# EXERCISE MATERIALS
---

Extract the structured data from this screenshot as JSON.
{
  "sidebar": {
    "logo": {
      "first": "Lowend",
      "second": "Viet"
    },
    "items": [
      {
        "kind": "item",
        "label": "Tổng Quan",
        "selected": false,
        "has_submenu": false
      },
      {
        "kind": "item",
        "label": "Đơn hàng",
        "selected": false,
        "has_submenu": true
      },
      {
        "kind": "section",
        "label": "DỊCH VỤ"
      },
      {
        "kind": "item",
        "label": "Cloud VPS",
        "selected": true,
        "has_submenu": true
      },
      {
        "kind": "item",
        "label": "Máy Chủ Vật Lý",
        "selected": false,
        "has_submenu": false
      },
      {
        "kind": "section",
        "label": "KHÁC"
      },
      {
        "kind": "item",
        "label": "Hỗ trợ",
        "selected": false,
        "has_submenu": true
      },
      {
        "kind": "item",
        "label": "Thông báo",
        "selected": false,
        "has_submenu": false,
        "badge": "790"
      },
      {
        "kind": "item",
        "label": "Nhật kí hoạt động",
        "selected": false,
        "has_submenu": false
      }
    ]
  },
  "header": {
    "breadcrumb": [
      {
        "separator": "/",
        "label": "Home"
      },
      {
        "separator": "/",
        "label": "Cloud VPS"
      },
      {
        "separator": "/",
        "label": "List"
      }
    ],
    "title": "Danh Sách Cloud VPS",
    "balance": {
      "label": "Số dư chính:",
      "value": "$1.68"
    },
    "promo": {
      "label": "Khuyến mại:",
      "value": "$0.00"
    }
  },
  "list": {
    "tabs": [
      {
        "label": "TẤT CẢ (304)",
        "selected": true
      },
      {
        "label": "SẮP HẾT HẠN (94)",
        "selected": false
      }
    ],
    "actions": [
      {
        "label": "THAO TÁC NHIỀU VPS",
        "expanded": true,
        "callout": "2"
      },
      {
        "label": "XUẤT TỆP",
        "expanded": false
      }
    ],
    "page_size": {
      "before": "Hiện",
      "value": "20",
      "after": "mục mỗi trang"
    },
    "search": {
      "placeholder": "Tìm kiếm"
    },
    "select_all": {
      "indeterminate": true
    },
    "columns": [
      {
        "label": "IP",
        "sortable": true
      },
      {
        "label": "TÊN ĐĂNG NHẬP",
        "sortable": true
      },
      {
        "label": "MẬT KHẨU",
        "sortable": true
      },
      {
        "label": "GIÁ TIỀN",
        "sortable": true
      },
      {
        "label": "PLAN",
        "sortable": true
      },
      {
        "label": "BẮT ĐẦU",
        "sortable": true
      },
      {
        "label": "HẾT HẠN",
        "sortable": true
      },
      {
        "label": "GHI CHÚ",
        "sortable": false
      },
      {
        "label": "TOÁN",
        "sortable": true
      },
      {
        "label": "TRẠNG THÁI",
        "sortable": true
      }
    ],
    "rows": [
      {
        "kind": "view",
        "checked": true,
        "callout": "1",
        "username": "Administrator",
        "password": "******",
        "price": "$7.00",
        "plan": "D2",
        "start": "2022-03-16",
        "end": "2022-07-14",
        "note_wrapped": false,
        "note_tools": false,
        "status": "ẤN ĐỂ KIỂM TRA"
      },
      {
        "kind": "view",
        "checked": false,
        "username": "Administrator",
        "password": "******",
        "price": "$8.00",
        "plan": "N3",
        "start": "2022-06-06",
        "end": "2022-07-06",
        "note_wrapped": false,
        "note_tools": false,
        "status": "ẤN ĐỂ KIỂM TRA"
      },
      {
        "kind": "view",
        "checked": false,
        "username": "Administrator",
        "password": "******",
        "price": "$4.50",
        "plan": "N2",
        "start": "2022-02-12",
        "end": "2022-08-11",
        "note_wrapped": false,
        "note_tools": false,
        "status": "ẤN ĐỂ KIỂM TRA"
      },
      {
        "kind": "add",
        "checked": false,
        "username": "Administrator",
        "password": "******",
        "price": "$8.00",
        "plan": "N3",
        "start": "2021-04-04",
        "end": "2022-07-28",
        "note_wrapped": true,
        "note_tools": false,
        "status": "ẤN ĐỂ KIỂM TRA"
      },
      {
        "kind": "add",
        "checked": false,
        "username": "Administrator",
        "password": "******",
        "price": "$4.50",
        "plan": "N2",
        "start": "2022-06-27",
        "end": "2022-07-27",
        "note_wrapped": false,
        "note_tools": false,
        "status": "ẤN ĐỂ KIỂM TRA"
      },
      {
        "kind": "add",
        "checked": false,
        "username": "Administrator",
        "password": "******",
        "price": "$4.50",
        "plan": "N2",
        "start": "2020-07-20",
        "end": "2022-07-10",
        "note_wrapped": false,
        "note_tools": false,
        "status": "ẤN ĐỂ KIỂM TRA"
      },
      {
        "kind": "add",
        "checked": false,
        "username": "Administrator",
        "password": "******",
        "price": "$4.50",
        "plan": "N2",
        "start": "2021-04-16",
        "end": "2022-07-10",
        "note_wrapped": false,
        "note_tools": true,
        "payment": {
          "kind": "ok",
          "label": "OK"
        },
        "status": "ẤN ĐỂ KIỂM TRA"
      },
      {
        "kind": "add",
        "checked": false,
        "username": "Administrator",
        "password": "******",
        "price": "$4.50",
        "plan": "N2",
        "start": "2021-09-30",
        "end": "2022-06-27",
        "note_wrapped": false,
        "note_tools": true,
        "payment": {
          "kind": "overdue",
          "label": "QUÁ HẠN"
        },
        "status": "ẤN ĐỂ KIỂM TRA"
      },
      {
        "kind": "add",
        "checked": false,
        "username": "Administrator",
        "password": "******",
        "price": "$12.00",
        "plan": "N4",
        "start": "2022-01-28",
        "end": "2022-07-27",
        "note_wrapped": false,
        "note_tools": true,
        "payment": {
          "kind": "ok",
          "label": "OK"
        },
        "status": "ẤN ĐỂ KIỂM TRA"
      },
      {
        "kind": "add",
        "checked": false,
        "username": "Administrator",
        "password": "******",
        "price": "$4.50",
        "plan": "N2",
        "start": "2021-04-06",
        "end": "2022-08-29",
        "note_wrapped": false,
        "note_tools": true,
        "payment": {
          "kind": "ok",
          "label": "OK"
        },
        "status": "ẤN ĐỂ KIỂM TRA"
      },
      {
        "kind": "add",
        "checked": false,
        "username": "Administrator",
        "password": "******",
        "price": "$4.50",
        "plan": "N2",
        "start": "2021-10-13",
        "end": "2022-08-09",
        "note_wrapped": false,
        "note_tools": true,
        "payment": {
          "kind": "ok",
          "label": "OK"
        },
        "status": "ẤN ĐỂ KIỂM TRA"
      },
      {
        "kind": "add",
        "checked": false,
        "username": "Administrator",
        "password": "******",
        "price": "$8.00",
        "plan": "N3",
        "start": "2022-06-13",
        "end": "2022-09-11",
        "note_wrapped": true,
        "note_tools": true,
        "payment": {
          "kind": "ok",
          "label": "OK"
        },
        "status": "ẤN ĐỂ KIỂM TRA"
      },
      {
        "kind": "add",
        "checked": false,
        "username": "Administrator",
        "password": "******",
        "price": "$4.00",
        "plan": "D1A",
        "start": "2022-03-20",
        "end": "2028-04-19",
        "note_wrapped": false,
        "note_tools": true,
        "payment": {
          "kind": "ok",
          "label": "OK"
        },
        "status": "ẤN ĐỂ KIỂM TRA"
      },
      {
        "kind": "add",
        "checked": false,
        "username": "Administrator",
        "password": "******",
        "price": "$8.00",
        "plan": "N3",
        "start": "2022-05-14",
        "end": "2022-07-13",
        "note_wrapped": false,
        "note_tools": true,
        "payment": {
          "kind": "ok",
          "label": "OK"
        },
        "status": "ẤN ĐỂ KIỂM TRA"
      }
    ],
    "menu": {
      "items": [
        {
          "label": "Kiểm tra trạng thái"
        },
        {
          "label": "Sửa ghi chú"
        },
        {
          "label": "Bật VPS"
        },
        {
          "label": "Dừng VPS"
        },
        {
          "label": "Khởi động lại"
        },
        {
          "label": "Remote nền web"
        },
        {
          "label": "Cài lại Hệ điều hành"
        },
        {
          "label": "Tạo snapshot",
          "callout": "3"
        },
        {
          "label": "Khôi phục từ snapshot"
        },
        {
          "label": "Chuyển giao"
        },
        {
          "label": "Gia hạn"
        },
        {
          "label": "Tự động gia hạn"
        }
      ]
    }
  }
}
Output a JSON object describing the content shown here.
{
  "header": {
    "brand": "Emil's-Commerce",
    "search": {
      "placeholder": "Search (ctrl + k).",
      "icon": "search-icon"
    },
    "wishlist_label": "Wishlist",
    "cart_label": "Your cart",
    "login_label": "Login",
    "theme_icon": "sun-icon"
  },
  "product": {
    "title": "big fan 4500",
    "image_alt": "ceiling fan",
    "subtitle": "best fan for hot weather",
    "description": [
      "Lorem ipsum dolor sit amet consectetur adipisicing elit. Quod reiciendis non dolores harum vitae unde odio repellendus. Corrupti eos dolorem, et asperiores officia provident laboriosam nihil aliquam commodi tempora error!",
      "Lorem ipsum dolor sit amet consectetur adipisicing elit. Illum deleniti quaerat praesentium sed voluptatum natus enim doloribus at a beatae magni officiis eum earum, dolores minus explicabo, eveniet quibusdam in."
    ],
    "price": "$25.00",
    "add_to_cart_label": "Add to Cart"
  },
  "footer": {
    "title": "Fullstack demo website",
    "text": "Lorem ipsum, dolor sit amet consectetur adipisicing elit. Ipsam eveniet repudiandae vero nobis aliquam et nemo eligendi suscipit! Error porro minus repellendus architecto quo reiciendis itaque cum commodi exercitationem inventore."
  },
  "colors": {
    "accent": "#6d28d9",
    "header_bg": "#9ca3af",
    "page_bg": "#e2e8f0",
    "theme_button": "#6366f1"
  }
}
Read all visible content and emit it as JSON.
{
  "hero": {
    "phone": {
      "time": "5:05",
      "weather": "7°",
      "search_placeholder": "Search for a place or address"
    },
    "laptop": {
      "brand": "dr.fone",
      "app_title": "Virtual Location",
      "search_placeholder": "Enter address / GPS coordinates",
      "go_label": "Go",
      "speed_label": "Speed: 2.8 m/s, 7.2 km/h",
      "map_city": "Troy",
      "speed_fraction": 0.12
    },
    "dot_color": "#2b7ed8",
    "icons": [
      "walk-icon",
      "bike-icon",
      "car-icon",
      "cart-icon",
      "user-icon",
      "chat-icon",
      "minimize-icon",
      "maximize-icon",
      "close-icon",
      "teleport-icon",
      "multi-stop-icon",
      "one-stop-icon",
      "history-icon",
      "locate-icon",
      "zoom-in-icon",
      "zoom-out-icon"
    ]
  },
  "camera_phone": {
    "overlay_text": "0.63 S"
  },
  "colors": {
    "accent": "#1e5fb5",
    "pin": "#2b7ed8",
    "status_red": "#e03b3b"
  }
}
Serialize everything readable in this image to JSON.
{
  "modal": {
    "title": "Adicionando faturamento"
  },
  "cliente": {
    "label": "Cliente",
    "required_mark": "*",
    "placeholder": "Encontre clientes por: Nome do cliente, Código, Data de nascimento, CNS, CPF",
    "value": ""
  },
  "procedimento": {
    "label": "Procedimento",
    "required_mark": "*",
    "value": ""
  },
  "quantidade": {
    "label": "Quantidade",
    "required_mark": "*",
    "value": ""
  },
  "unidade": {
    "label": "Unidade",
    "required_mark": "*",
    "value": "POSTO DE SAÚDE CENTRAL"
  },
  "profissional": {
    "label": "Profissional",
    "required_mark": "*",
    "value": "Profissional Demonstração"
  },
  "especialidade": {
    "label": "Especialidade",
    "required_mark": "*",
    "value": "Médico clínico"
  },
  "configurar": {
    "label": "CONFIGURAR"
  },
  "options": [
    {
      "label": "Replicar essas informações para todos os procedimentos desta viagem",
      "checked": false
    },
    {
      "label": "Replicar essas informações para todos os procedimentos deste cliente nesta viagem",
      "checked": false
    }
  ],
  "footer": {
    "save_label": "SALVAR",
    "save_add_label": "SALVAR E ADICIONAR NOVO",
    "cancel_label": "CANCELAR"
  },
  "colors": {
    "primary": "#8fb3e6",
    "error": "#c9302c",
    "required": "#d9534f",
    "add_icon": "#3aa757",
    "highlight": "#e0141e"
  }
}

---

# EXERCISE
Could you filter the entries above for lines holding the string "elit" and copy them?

# RESULT FOR THIS TASK
      "Lorem ipsum dolor sit amet consectetur adipisicing elit. Quod reiciendis non dolores harum vitae unde odio repellendus. Corrupti eos dolorem, et asperiores officia provident laboriosam nihil aliquam commodi tempora error!",
      "Lorem ipsum dolor sit amet consectetur adipisicing elit. Illum deleniti quaerat praesentium sed voluptatum natus enim doloribus at a beatae magni officiis eum earum, dolores minus explicabo, eveniet quibusdam in."
    "text": "Lorem ipsum, dolor sit amet consectetur adipisicing elit. Ipsam eveniet repudiandae vero nobis aliquam et nemo eligendi suscipit! Error porro minus repellendus architecto quo reiciendis itaque cum commodi exercitationem inventore."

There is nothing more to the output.